“There is absolutely no support for plaintiff’s theory that its lawsuit spooked C&J’s directors into asking for the price reduction to whitewash their alleged breaches of fiduciary duties,” C&J said in its objection to the proposed fee award. “During the entire time that the C&J board was pursuing the price reduction, plaintiff’s lawsuit was on life support.” C&J also argues that the Chancery Court need not even consider the merits of the fee bid, contending that it is essentially a prepetition claim in its bankruptcy case initiated in 2016 in the Southern District of Texas.
The fee request is a claim from 2015, and the suing shareholder never filed a proof of claim in the Chapter 11 case, only a statement and reservation of rights that it was not objecting to the company’s plan because the exit strategy wouldn’t affect the action against nondebtor directors in Delaware, C&J said in its objection.

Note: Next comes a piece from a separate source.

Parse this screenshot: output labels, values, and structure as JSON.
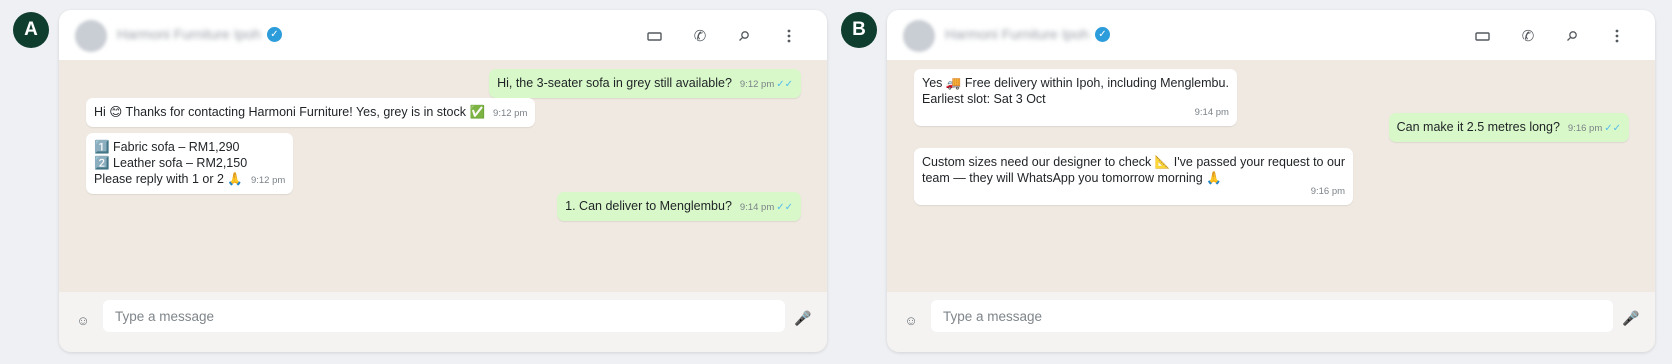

But the party from whom the suing shareholder is seeking the fee award in the Chancery Court is the debtor, which has since emerged from Chapter 11 in January, C&J argues. C&J completed its $2.9 billion merger with Nabors in 2015, with Nabors receiving about $688 million in cash and retaining 55 percent of the equity in the newly formed company. The overall cost of the deal to C&J was scaled back by $250 million at one point for reasons that were said to reflect energy market weakening and a need to shore up stockholder support, according to court records.
The case is City of Miami General Employees' and Sanitation Employees' Retirement Trust v. C&J Energy Services Inc. et al., case number 9980, in the Delaware Court of Chancery.